CTC Examples

Traits are really just a normal NBT stored inside the item, nothing is special about them from the minecraft engine but we make this convention to standardize a way to communicate using these NBT.

There are two ways to use this nbt in your datapack, as a "producer" and a "consumer".

  • For the producer, you will specify the necessary traits into your custom item and tell the consumer how to handle your custom item using those traits.
  • For the consumer, you will write a code to check for those traits and handle them accordingly.

Creating a custom item

Since trait is really just a normal NBT in an item. When you want to create a custom item you just need to attach the ctc field to it as well.

/give @s diamond_sword{CustomModelData: 1234567, ctc: {id: 'light_saber', from: 'example:light_saber', traits: {'tool/weapon': 1b, 'metal/platinum': 1b}}, display: {Name: 'Light Saber'} }
#                                 ^^^^^^^        ^^^^^^^^^^^^^^^^^^^^^^^^^^^^^^^^^^^^^^^^^^^^^^^^^^^^^^^^^^^^^^^^^^^^^^^^^^^^^^^^^^^^^^^^^^^^^^^^^^^^^^^^
#                                  ^ You might want your custom item to have a custom texture         ^
#                                                                                                     ^ The ctc field

Or you can specify it in the loot table form like this

	"pools": [
			"rolls": 1,
			"entries": [
					"type": "minecraft:item",
					"name": "minecraft:diamond_sword",
					"functions": [
							"function": "minecraft:set_nbt",
							"tag": "{CustomModelData: 1234567}"
							"function": "minecraft:set_nbt",
							"tag": "{ctc: {id: 'light_saber', from: 'example:light_saber', traits: {'tool/weapon': 1b, 'metal/platinum': 1b}}}"

Checking for trait item

This check is usually used for checking a general item that might be from other datapack as well.

Suppose we are creating a datapack that will display some special effect when the player is holding a weapon (i.e. health indicator, but that's left to the implementation).
In this case, we can take advantage of the tool/weapon trait but do note that you also need to take vanilla's weapon into account as well.

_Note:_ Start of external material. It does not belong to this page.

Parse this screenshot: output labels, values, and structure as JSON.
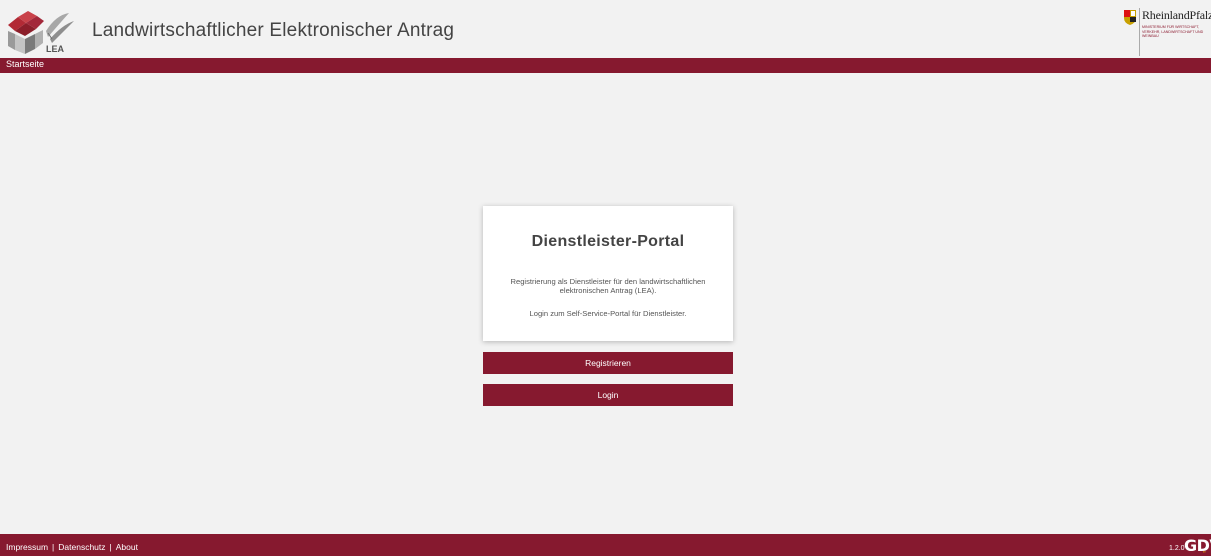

We will write a function that is called on the player and check if it should display that special effect:

# First, check for non-ctc vanilla items to see if the player is holding a weapon
execute unless data entity @s SelectedItem.tag.ctc if predicate example:is_holding_weapon run function example:display_special_effect

# Then check for the actual trait
execute if data entity @s SelectedItem.tag.ctc.traits{'tool/weapon': 1b} run function example:display_special_effect
  • if predicate example:is_holding_weapon is a pseudo-predicate that check whether the player is holding a weapon in their hand
  • function example:display_special_effect is a pseudo-function that execute the core feature of this datapack, the implementation of this function is irrelevant to this example.

Checking for trait item inside your datapack

There are situations where you only want to check for your own custom item and not other similar trait items. In this case, you can just check for the ctc.id and ctc.field directly.

The rule for when to use a trait check or an explicit check is basically about whether it's "external" or "internal".
Only use trait check for the function that wants to support other external items and only use explicit check for internal implementation that would cause a problem if it were other items.

The Misconceptions

  1. The convention does not have a limited set of traits you can use.
    The convention itself only enforce the syntax of the ctc field, the traits provided in the convention is simply a commonly used one but you are free to create new trait as you see fit.

  2. The convention is an opt-in system where you can specify what kind of behavior do you want from other datapacks.
    You are not required to correctly set the traits of your custom item base on its material or texture. The choice of choosing the trait for a custom item is on the author of the datapack.